Tamiya's health started deteriorating in October and it got to the point where she could not walk or sit up.
"But she still wanted to do everything, she would find a way," her mum said.
Tamiya spent the last week of her life at Charlton Farm children's hospice in Wraxall with her mother, and Miss Wright has been staying there since.
"On her last day we had gone in the Jacuzzi and afterwards she turned around and said 'I want to walk back to my bed' – she hadn't been able to walk for some time but she was determined – and they helped her, holding her up a little bit so she could walk to her bed."
Miss Wright said she was incredibly proud of the way her daughter fought her illness.
"Tamiya could have chosen to lie down and let her condition take her – it was her choice to feel sorry for herself. But Tamiya Louise Wright chose to live," she said. "Right up until the last minute she was still fighting and wanted to survive.
"She tried her very best to deal with things and get on with it and I am very proud of her."
During Tamiya's last week at Charlton Farm – where she had spent time over the last three years – one of the members of staff arranged for a special day where the little girl was visited by Sleeping Beauty and Cinderella.

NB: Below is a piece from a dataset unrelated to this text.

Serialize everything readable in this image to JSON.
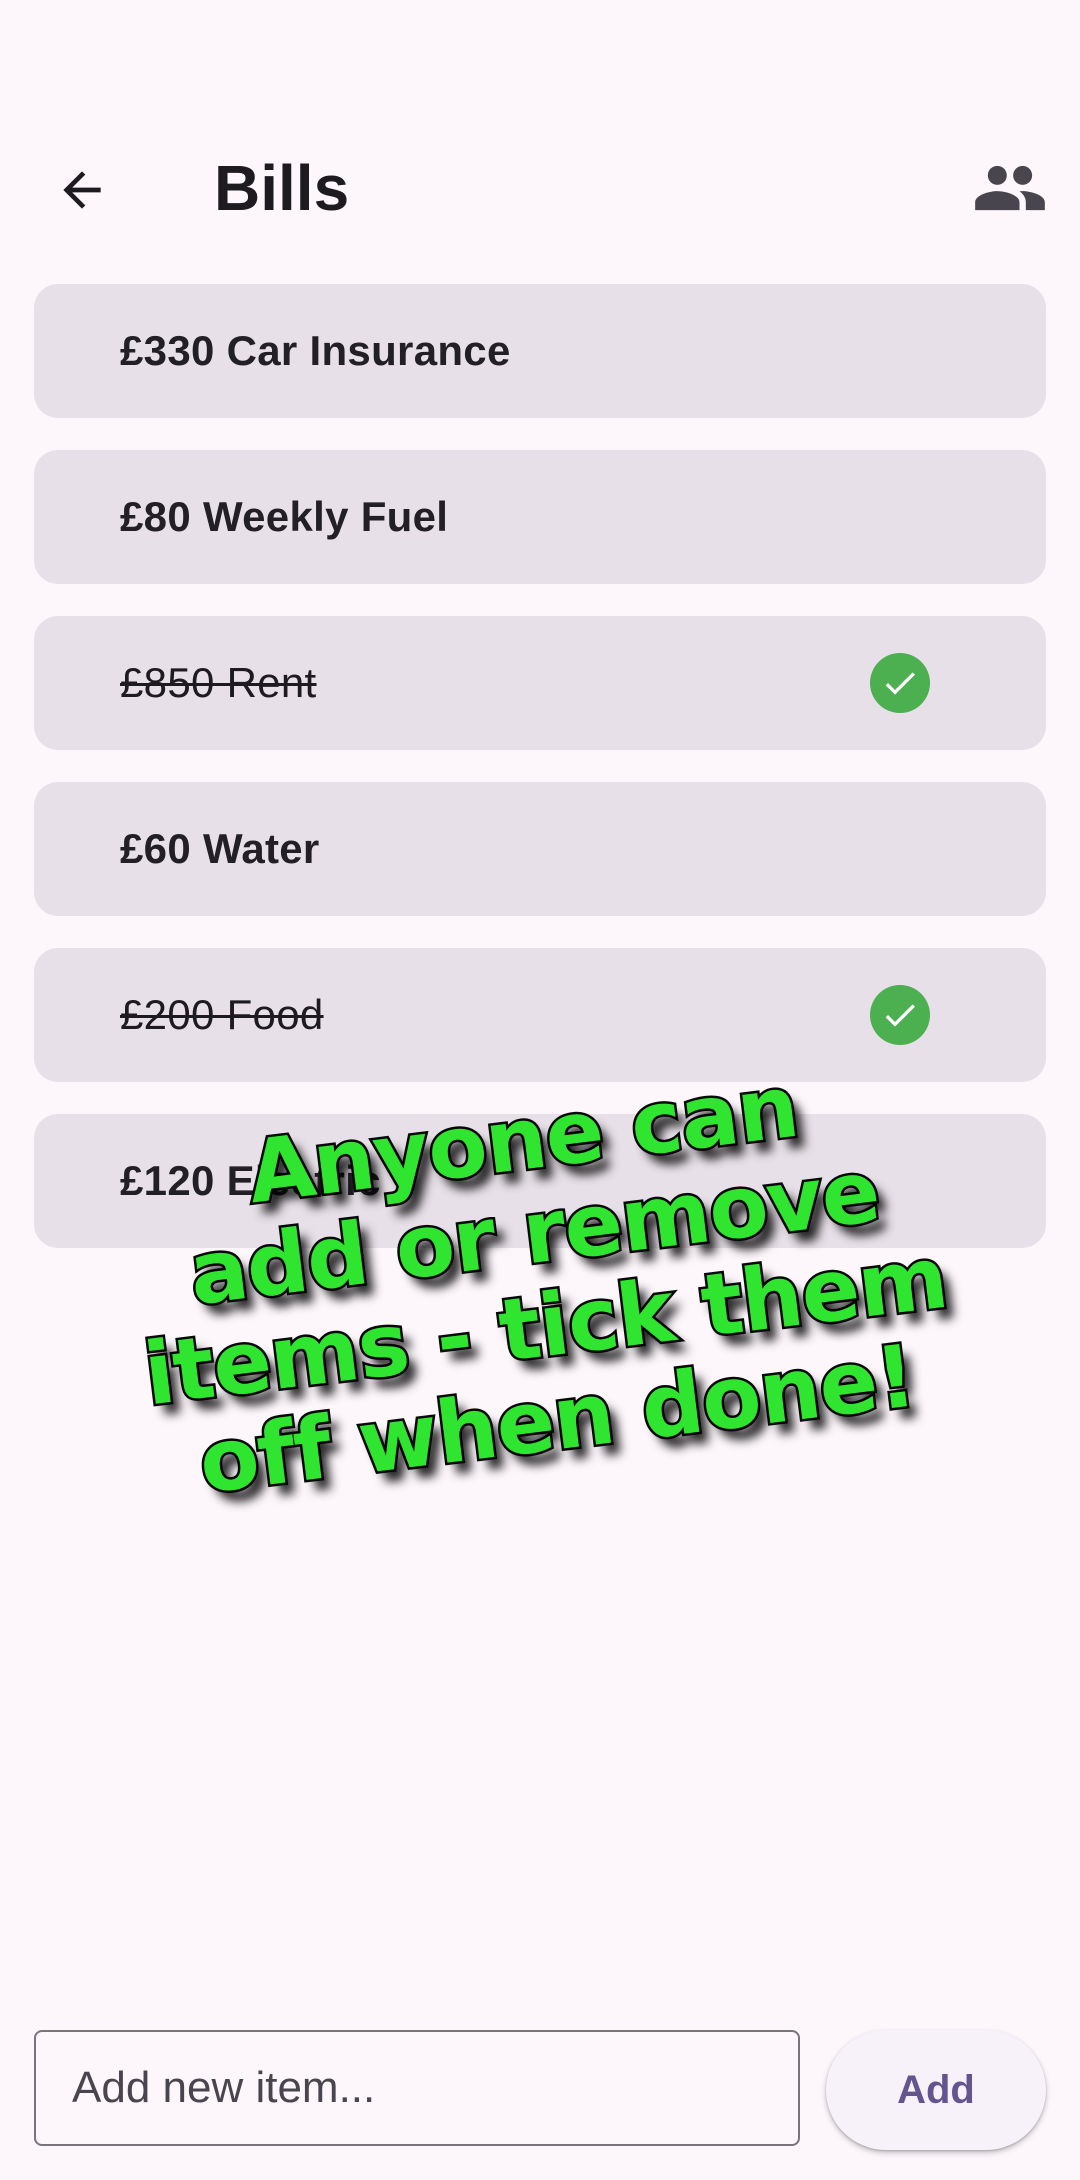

Miss Wright said: "She has changed me so much. I wouldn't be who I am if it wasn't for her and I am not going to let her pain and her life be for nothing.
"I feel so lucky to have had her in my life.

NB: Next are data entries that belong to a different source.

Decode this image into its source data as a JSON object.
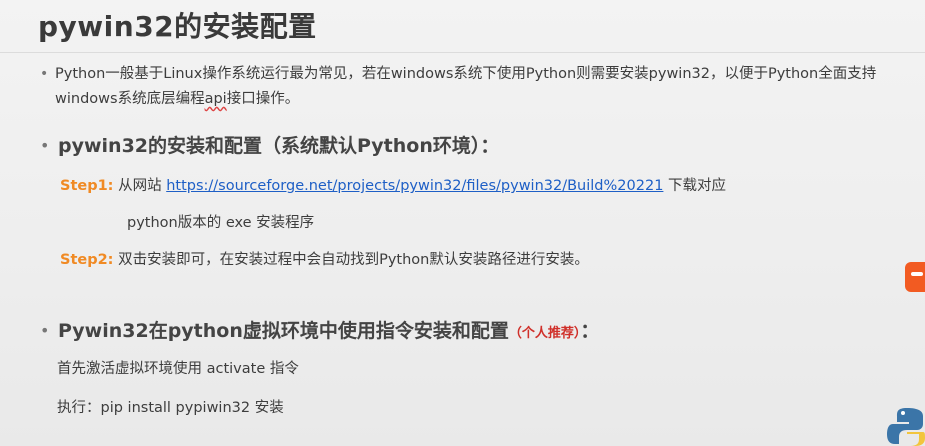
{
  "title": "pywin32的安装配置",
  "intro": {
    "before_api": "Python一般基于Linux操作系统运行最为常见，若在windows系统下使用Python则需要安装pywin32，以便于Python全面支持windows系统底层编程",
    "api": "api",
    "after_api": "接口操作。"
  },
  "section1": {
    "heading": "pywin32的安装和配置（系统默认Python环境）：",
    "step1": {
      "label": "Step1:",
      "prefix": " 从网站 ",
      "url": "https://sourceforge.net/projects/pywin32/files/pywin32/Build%20221",
      "suffix": " 下载对应",
      "line2": "python版本的 exe 安装程序"
    },
    "step2": {
      "label": "Step2:",
      "text": " 双击安装即可，在安装过程中会自动找到Python默认安装路径进行安装。"
    }
  },
  "section2": {
    "heading": "Pywin32在python虚拟环境中使用指令安装和配置",
    "recommend": "（个人推荐）",
    "colon": "：",
    "line1": "首先激活虚拟环境使用 activate 指令",
    "line2": "执行：pip install pypiwin32 安装"
  },
  "icons": [
    "bullet-dot",
    "side-app-icon",
    "python-icon"
  ],
  "colors": {
    "step_label": "#f08a24",
    "link": "#1e5fc6",
    "recommend": "#d0302a",
    "title": "#3a3a3a"
  }
}
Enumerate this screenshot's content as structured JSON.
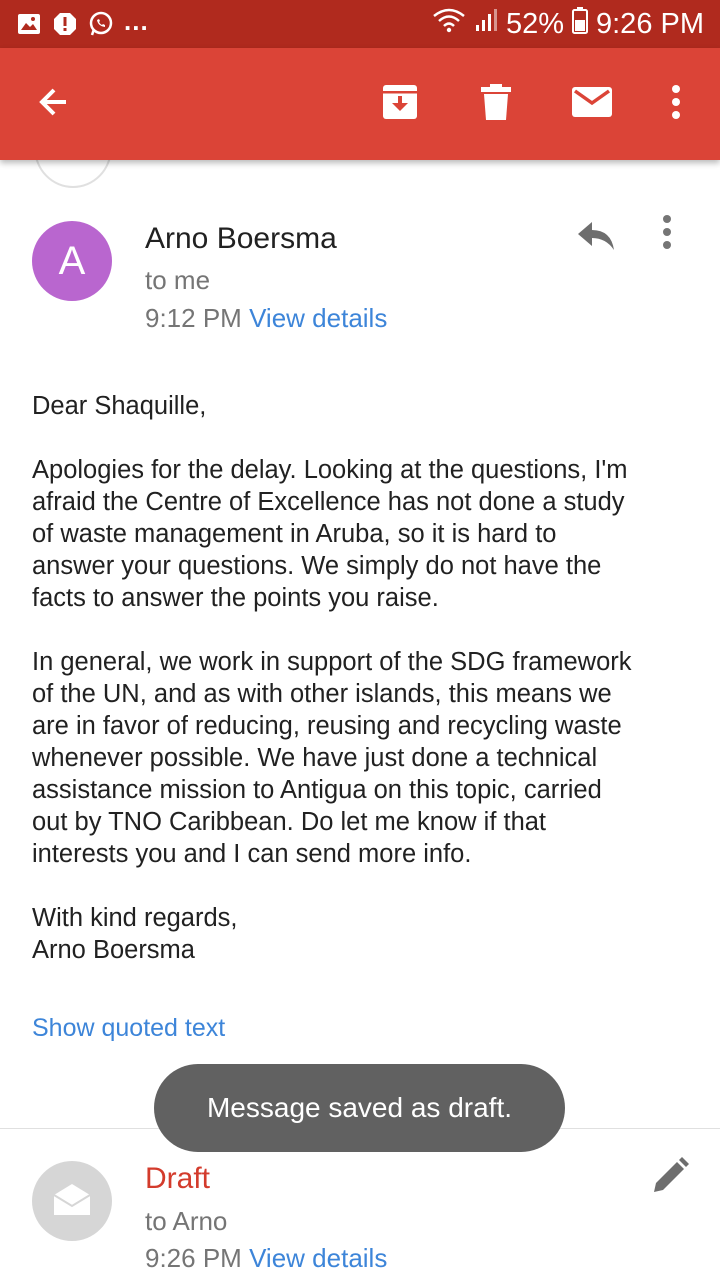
{
  "status_bar": {
    "overflow": "...",
    "battery": "52%",
    "time": "9:26 PM",
    "icons": [
      "gallery-icon",
      "alert-icon",
      "whatsapp-icon",
      "wifi-icon",
      "signal-icon",
      "battery-icon"
    ]
  },
  "app_bar": {
    "background": "#db4437",
    "actions": [
      "back-arrow-icon",
      "archive-icon",
      "delete-icon",
      "mark-unread-icon",
      "more-vert-icon"
    ]
  },
  "message": {
    "avatar_letter": "A",
    "avatar_color": "#b966cf",
    "sender": "Arno Boersma",
    "recipient": "to me",
    "time": "9:12 PM",
    "view_details": "View details",
    "body": [
      "Dear Shaquille,",
      "Apologies for the delay. Looking at the questions, I'm\nafraid the Centre of Excellence has not done a study\nof waste management in Aruba, so it is hard to\nanswer your questions. We simply do not have the\nfacts to answer the points you raise.",
      "In general, we work in support of the SDG framework\nof the UN, and as with other islands, this means we\nare in favor of reducing, reusing and recycling waste\nwhenever possible. We have just done a technical\nassistance mission to Antigua on this topic, carried\nout by TNO Caribbean. Do let me know if that\ninterests you and I can send more info.",
      "With kind regards,\nArno Boersma"
    ],
    "show_quoted": "Show quoted text"
  },
  "draft": {
    "title": "Draft",
    "recipient": "to Arno",
    "time": "9:26 PM",
    "view_details": "View details"
  },
  "toast": {
    "text": "Message saved as draft."
  },
  "colors": {
    "status_bar": "#b02a1e",
    "link": "#3d85d9",
    "draft_red": "#d33b2c"
  }
}
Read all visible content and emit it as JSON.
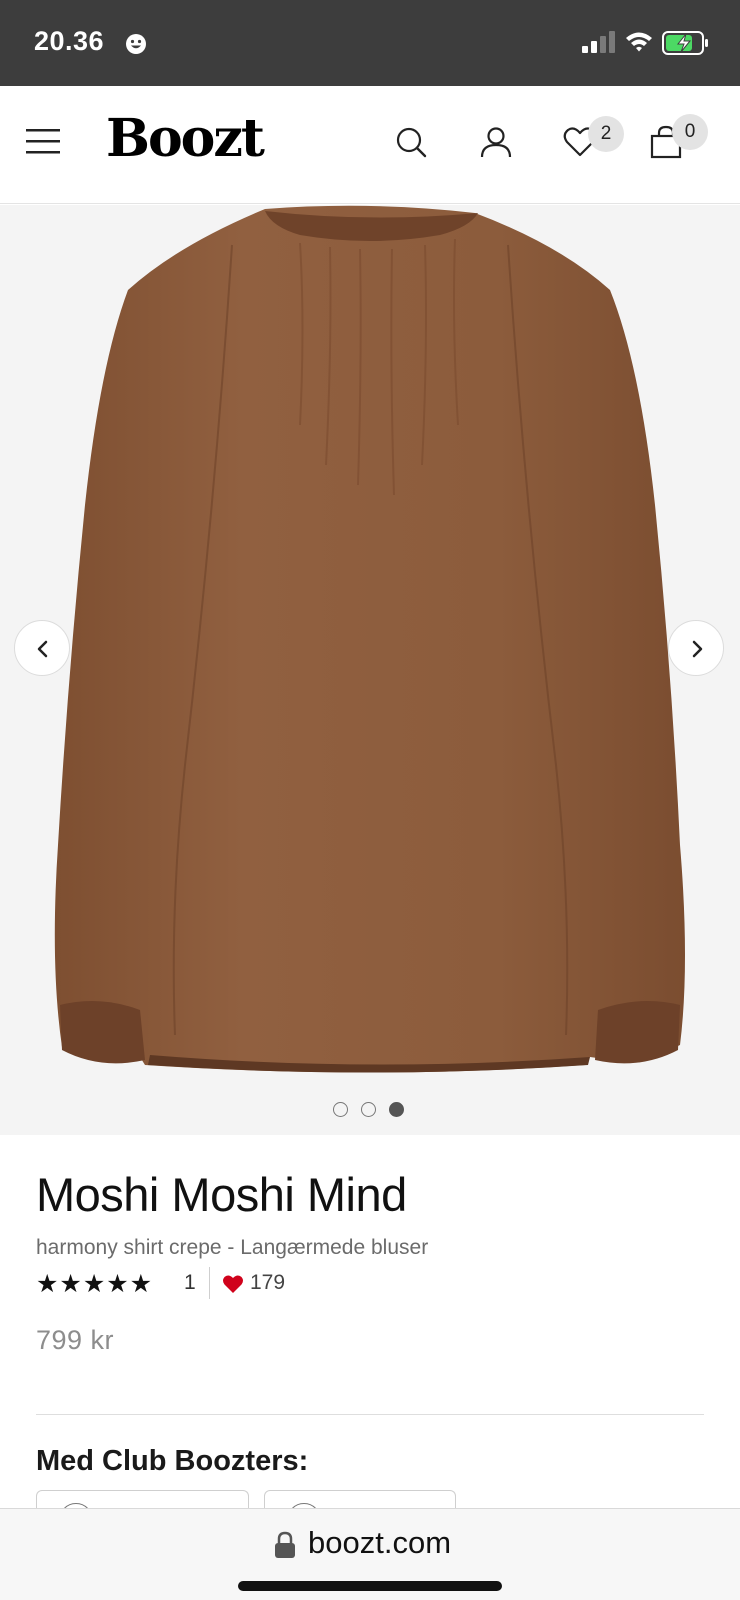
{
  "status_bar": {
    "time": "20.36",
    "bg_color": "#3d3d3d",
    "battery_color": "#4cd964"
  },
  "header": {
    "logo": "Boozt",
    "wishlist_count": "2",
    "cart_count": "0"
  },
  "gallery": {
    "image_description": "brown long-sleeve shirt crepe, back view",
    "image_color": "#8b5a3a",
    "slide_count": 3,
    "active_slide": 3
  },
  "product": {
    "brand": "Moshi Moshi Mind",
    "subtitle": "harmony shirt crepe - Langærmede bluser",
    "stars": "★★★★★",
    "rating_count": "1",
    "likes": "179",
    "heart_color": "#d0021b",
    "price": "799 kr"
  },
  "club": {
    "heading": "Med Club Boozters:"
  },
  "browser": {
    "url": "boozt.com"
  }
}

"She said to me 'you live, be strong, be brave and you fight' and that is on the order of service for her funeral."
Miss Wright said that despite all the hospital appointments Tamiya loved going into Bristol Children's Hospital and that they were lucky to have been referred to the cardiologist who was responsible for her care.
She was also thankful for the different services that supported her and her daughter during her short life.
Miss Wright said: "Palliative care, disability social services, Lifetime, Jessie May, Oasis Academy Connaught Primary School, Bristol Children's Hospital – from A&E to outpatients and ward 32, and Charlton Farm.
"These people all provided us with all the support we needed and went above and beyond to give her longer than expected.
"I feel all the services, especially the hospital, kept her going. She went on a year longer than was expected and helped me give her the best life I could.
"I don't know how we would have done it without their support. They are angels."
Miss Wright said that she would not have wanted to be anywhere but Charlton Farm following her daughter's death and appreciated that as well as the support from the care team, she has been able to spend time with her daughter at the hospice.
"It means I can go and see her and it's a chance for me to gather together the thoughts and memories I can keep for the rest of my life," she said. "This place is beyond perfect."